Indianapolis has experienced unspeakable violence for too many years. While we bear witness to the mourning of each victim in our community—our outrage has not compelled us to speak out collectively on this matter until now. After 4 years of record homicides, last weekend Indianapolis experienced the most violent 24-hour period in the past 5 years with six people murdered in Indianapolis and one in Beech Grove, three of them teenagers. Our sorrow and anger at the senselessness of the violence knows no limits.
Many of our organizations have done the work of advocating for social change and against systemic problems while delivering life-changing social services. We arrive at this moment because the challenge has outstripped the current capacity of our social system infrastructure. For too long our city has failed to address root causes of violence including trauma, mental health, addiction, lack of quality education options and access to opportunity which has degraded our social fabric. We also believe that a root cause of the violence in this city involves a deterioration in how we engage with each other and a sense of hopelessness with large and significant segments of the community. We are two cities.

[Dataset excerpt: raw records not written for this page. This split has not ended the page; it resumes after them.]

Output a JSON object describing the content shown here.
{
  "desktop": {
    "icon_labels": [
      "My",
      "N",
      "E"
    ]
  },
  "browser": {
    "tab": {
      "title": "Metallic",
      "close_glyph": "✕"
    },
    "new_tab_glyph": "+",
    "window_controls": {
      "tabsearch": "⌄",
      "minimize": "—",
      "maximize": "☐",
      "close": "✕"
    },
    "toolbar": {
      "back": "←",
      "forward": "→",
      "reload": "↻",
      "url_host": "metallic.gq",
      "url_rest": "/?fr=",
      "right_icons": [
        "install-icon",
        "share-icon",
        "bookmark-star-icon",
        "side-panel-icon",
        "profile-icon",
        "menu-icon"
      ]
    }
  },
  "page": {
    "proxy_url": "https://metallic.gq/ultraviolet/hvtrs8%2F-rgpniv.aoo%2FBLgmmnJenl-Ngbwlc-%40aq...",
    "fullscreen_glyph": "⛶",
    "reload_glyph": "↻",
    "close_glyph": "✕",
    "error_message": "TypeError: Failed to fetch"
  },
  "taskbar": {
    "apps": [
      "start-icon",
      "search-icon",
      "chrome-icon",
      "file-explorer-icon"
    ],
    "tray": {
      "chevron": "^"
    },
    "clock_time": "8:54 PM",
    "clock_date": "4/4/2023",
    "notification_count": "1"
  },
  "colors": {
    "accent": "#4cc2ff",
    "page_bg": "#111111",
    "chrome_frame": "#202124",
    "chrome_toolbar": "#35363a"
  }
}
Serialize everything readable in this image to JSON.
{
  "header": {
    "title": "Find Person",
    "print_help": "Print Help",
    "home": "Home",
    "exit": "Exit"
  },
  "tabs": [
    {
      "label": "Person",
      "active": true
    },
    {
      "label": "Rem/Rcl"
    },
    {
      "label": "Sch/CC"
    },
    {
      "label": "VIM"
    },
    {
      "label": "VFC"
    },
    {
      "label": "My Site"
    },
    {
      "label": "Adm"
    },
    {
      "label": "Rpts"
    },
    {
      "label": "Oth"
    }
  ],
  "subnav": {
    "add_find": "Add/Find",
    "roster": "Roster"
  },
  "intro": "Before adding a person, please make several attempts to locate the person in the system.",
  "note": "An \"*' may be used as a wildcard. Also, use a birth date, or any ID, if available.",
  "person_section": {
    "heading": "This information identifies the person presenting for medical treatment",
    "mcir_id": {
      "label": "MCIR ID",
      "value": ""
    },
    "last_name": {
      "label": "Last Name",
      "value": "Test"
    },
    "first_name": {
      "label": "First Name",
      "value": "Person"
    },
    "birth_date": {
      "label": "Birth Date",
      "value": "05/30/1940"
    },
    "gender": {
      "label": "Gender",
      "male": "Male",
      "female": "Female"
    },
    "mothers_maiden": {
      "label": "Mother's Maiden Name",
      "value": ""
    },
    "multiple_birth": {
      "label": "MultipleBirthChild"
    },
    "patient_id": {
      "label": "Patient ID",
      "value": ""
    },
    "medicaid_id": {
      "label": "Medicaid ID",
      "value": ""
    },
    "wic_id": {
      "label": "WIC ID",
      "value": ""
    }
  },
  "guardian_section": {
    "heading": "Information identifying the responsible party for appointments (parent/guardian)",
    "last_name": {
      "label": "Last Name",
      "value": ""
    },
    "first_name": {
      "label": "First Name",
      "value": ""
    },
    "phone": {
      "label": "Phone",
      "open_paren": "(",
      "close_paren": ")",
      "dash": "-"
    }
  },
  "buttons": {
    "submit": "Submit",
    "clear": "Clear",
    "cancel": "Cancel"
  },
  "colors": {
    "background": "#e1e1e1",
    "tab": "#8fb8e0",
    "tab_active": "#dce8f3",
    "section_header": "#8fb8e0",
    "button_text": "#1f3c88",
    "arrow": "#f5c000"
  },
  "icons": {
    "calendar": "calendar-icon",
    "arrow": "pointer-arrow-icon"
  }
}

The mayor and the chief of police must be held accountable for public safety. As citizens, we do not fight crime. Any vision for the future of this city must include addressing the consequences of under-investment in social infrastructure which has resulted in the persistence and even hardening of barriers to social mobility, the normalization of death, and the absence of public policy that speaks directly to our community.

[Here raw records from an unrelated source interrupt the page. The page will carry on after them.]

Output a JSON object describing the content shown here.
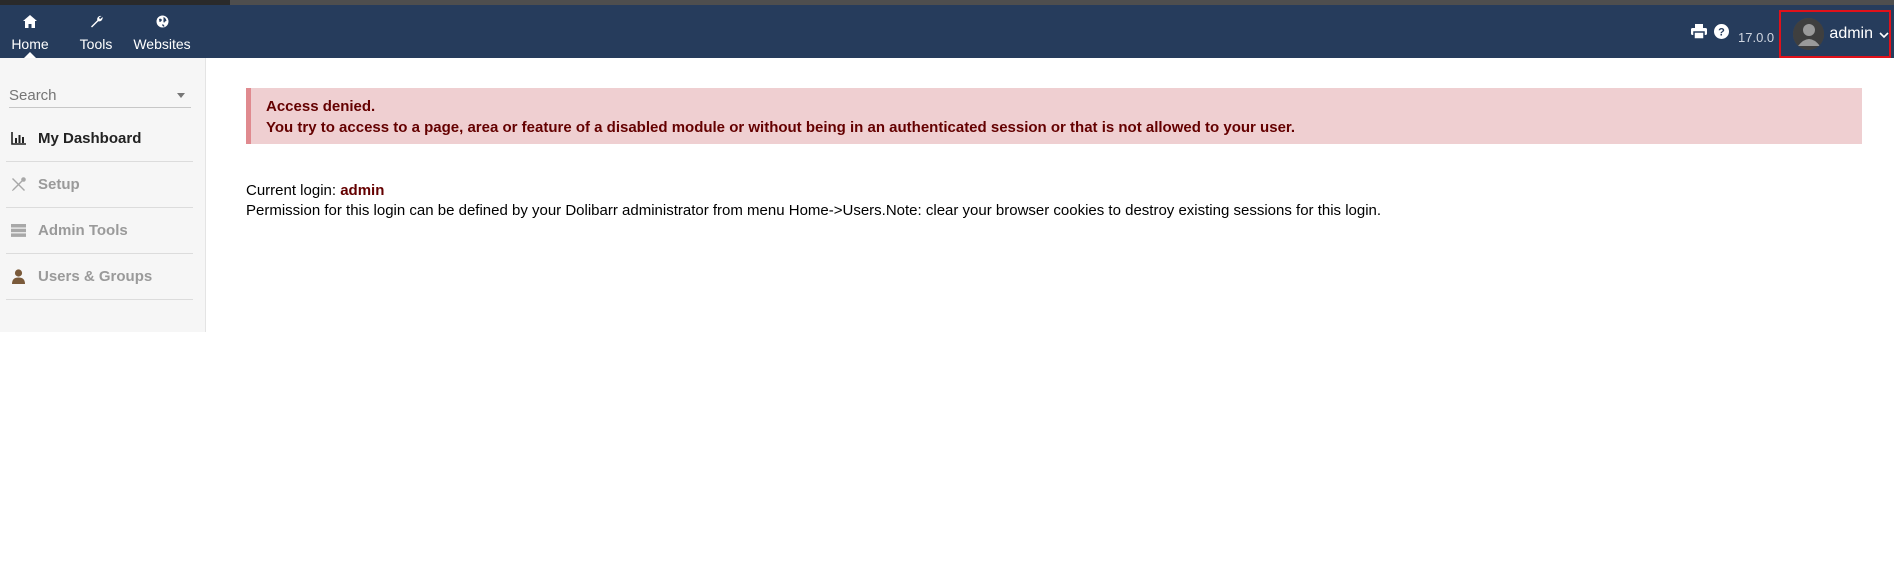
{
  "topnav": {
    "items": [
      {
        "label": "Home",
        "icon": "home-icon",
        "active": true
      },
      {
        "label": "Tools",
        "icon": "wrench-icon",
        "active": false
      },
      {
        "label": "Websites",
        "icon": "globe-icon",
        "active": false
      }
    ],
    "version": "17.0.0",
    "user": {
      "name": "admin"
    }
  },
  "sidebar": {
    "search_placeholder": "Search",
    "items": [
      {
        "label": "My Dashboard",
        "icon": "chart-icon",
        "active": true
      },
      {
        "label": "Setup",
        "icon": "tools-icon",
        "active": false
      },
      {
        "label": "Admin Tools",
        "icon": "server-icon",
        "active": false
      },
      {
        "label": "Users & Groups",
        "icon": "user-icon",
        "active": false
      }
    ]
  },
  "alert": {
    "title": "Access denied.",
    "message": "You try to access to a page, area or feature of a disabled module or without being in an authenticated session or that is not allowed to your user."
  },
  "info": {
    "login_label": "Current login: ",
    "login_value": "admin",
    "permission_text": "Permission for this login can be defined by your Dolibarr administrator from menu Home->Users.Note: clear your browser cookies to destroy existing sessions for this login."
  },
  "colors": {
    "navbar": "#263c5c",
    "alert_bg": "#efcfd1",
    "alert_text": "#640000",
    "highlight_border": "#e0111a"
  }
}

But we will not rely on government and the criminal justice system to solve problems that are rooted in larger societal issues that can’t be addressed through arrests or prosecution. There is no excuse for taking another person’s life.
We are holding ourselves responsible for advocating for the good work done to change the trajectory of lives by many organizations both known and unheralded. We recognize the need to support both our legacy organizations as well as emerging grassroots organizations who are often closest to the pain. We also recognize that previous interventions have come to our communities and stalled for a variety of reasons creating issues of trust. We believe that the support of minority businesses and entrepreneurship is an underutilized strategy and we will seek to support their advancement moving forward. We also recognize that our youth need safe places to be young that are fun and enriching.
We will no longer keep our private concerns about elected officials to ourselves but speak directly to them about our expectations and aspirations on both sides of the political aisle. The municipal elections cycle must be more than about potholes; they must also be about our social infrastructure and we will demand that all candidates speak to this problem. We will call on our philanthropic system to seriously address systemic issues dealing with poverty, systems of oppression, and racism. We will hold our business community responsible for being good corporate citizens through the conduct of their business, specifically hiring practices. We will support our youth.
This is an opportunity for every organization, family, individual, church to have a conversation about its responsibility to do something to engage in actions we know give hope, provide jobs, and support those who are grieving,
Finally, we will work to establish better ways of engaging and supporting one another—a new social compact that resets expectations for engagement with each other as well as others.
Too many people are dying. We will not walk away from this challenge.
Baptist Minister’s Alliance
Indiana Black Expo
Iota Phi Theta Fraternity Inc., Alpha Alpha Omega Indianapolis Alumni Chapter